• [LISTED RECORDS]
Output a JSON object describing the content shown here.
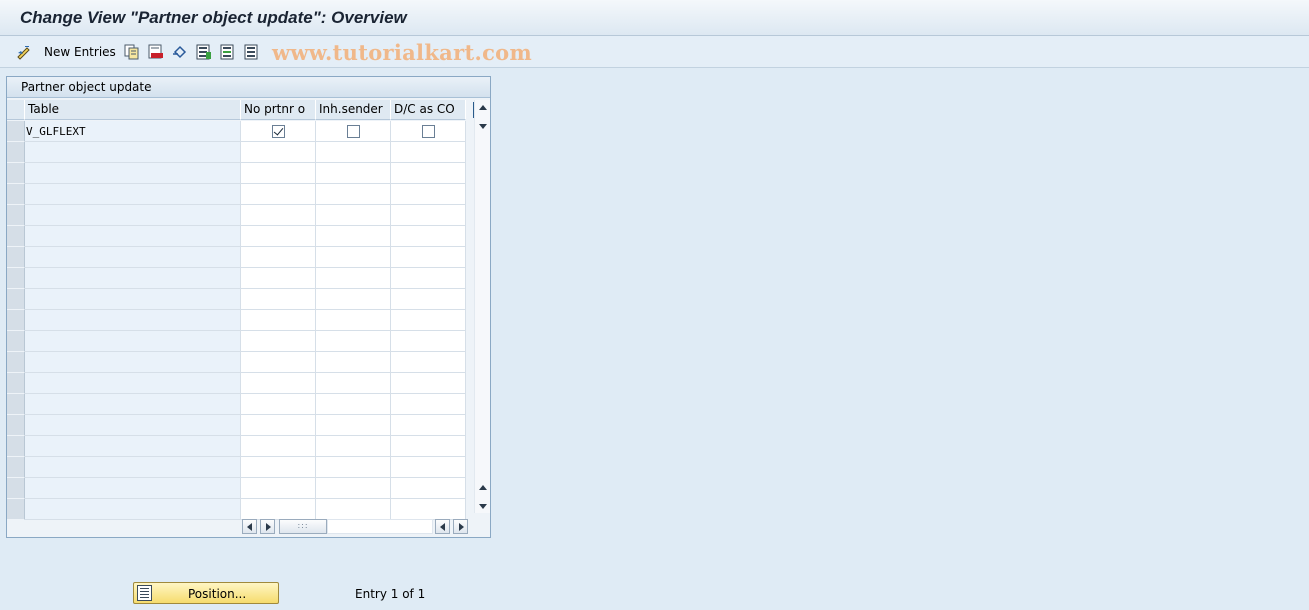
{
  "window": {
    "title": "Change View \"Partner object update\": Overview"
  },
  "toolbar": {
    "new_entries_label": "New Entries",
    "icons": [
      "change-display-icon",
      "new-entries-icon",
      "copy-icon",
      "delete-icon",
      "undo-icon",
      "select-all-icon",
      "select-block-icon",
      "deselect-all-icon"
    ]
  },
  "watermark": "www.tutorialkart.com",
  "panel": {
    "title": "Partner object update",
    "columns": [
      "Table",
      "No prtnr o",
      "Inh.sender",
      "D/C as CO"
    ],
    "rows": [
      {
        "table": "V_GLFLEXT",
        "no_prtnr_o": true,
        "inh_sender": false,
        "dc_as_co": false
      }
    ],
    "empty_row_count": 18
  },
  "footer": {
    "position_button": "Position...",
    "entry_text": "Entry 1 of 1"
  },
  "colors": {
    "background": "#dfebf5",
    "button_yellow": "#f6dc6e",
    "watermark": "#f0b88a"
  }
}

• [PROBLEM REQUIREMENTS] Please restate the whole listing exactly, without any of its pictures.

• [WRITTEN ANSWER]
Output a JSON object describing the content shown here.
{
  "window": {
    "title": "Change View \"Partner object update\": Overview"
  },
  "toolbar": {
    "new_entries_label": "New Entries",
    "icons": [
      "change-display-icon",
      "new-entries-icon",
      "copy-icon",
      "delete-icon",
      "undo-icon",
      "select-all-icon",
      "select-block-icon",
      "deselect-all-icon"
    ]
  },
  "watermark": "www.tutorialkart.com",
  "panel": {
    "title": "Partner object update",
    "columns": [
      "Table",
      "No prtnr o",
      "Inh.sender",
      "D/C as CO"
    ],
    "rows": [
      {
        "table": "V_GLFLEXT",
        "no_prtnr_o": true,
        "inh_sender": false,
        "dc_as_co": false
      }
    ],
    "empty_row_count": 18
  },
  "footer": {
    "position_button": "Position...",
    "entry_text": "Entry 1 of 1"
  },
  "colors": {
    "background": "#dfebf5",
    "button_yellow": "#f6dc6e",
    "watermark": "#f0b88a"
  }
}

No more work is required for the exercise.